Stylish Occult Posters Promoting Magicians From 1900s

Stylish Occult Posters Promoting Magicians From 1900s image

Stylish Occult Posters Promoting Magicians From 1900s

He might not be a household name like say David Copperfield or Criss Angel, but in his day Harry Kellar was one of the more popular magicians of his era.

Aside from baffling audiences with smoke and mirrors and a well timed sleight of hand, magicians had to promote and market themselves heavily in order to bring the crowds in. Once you reach a certain level, where your show was so utterly compelling that everyone was talking about you, then you could ease up and let your name sell the tickets for you - until that turning point, it was all about the marketing.

One particular element that always captured the attention of the general public was the occult. Kellar was well-aware of the power of suggestion and ensured all of his promotional posters featured himself commanding or conjuring up devils and wicked imps. Buy a ticket to one of his shows and you too could have an audience with demonic and supernatural.

So successful were the designs of the posters in promoting his show that when he retired his successor Howard Thurston continued to use the same elements. A different magician, but with the same talents and unique gifts to communicate with the underworld. The posters themselves date back the early 1900's - Kellar retired in 1908, presumably to kick back, have a drink with Lucifer and count all his money.

Numerous magicians tried to copy his evocative imagery, including "Miss Baldwin" who also has those mischievous red devils littering her tour poster. The Great Carter and Kellar's successor Thurston also employed similiar promotional tactics, using a combination of the supernatural and occult in their marketing.

If you find these posters as interesting as we do, we recommend you get yourself a copy of the book Magic. 1400s-1950s. It contains around 850 rarely seen vintage posters, photographs, handbills, and engravings whilst wonderfully tracing the history of magic from the early 1400s through to the 1950s.

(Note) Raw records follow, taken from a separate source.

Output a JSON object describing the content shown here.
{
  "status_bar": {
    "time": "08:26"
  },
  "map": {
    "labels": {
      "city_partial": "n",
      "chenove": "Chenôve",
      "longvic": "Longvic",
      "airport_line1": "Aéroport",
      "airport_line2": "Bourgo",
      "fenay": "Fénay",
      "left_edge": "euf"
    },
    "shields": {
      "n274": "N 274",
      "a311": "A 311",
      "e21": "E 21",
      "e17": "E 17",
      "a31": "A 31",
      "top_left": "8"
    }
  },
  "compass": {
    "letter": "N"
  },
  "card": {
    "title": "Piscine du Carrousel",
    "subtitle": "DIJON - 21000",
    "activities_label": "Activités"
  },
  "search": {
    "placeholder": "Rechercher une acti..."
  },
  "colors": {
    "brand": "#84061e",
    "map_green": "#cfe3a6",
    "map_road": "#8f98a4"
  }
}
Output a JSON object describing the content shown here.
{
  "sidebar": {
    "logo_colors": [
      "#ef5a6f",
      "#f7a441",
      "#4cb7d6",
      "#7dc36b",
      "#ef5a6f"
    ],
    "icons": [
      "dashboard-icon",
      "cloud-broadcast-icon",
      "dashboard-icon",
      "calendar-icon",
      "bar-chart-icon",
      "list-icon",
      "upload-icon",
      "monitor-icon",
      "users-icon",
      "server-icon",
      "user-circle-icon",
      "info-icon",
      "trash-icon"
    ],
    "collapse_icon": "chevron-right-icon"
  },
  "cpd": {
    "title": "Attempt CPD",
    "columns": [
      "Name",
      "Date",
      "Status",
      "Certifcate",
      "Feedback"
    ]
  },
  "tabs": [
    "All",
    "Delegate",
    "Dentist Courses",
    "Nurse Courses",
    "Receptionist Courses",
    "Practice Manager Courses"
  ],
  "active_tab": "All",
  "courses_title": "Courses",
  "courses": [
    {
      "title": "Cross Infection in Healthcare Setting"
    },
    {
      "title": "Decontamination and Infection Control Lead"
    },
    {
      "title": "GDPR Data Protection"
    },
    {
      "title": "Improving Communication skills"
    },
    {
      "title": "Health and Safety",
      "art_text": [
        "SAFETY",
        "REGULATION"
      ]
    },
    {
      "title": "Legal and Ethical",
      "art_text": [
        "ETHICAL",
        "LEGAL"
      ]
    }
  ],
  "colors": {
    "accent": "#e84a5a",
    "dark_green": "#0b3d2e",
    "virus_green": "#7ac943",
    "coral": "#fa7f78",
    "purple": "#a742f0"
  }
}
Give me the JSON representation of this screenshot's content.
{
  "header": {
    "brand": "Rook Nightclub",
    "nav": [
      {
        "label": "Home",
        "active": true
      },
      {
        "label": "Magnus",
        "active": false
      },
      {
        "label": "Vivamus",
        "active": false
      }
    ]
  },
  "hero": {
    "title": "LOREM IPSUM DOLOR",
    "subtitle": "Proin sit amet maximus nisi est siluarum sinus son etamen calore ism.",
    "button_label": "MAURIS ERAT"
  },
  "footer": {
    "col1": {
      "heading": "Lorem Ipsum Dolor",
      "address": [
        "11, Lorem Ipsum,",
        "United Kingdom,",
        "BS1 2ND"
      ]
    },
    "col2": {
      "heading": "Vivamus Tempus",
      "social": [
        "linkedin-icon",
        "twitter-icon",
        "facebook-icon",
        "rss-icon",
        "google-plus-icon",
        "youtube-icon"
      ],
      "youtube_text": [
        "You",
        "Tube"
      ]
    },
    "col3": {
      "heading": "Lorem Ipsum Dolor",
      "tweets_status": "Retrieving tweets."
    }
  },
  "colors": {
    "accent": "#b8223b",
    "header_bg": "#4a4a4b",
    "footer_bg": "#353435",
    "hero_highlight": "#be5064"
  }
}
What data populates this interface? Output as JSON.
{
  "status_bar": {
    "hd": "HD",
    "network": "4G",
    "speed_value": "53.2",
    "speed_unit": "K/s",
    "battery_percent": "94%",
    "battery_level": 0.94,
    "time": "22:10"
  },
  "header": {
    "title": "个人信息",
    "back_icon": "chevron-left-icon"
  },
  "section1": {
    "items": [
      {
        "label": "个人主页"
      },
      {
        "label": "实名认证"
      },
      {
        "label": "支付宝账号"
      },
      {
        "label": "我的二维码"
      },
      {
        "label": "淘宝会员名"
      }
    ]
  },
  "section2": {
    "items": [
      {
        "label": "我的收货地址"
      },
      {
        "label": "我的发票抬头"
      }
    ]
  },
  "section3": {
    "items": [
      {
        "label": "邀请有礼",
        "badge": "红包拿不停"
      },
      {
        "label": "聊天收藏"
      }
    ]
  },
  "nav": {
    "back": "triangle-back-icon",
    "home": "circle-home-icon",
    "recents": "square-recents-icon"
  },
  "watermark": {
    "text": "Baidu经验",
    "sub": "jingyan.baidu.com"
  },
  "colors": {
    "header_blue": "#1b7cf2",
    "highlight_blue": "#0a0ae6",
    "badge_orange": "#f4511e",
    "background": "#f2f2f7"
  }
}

After seeing these posters, would you also want to see a Harry Kellar show?

Via Magic. 1400s-1950s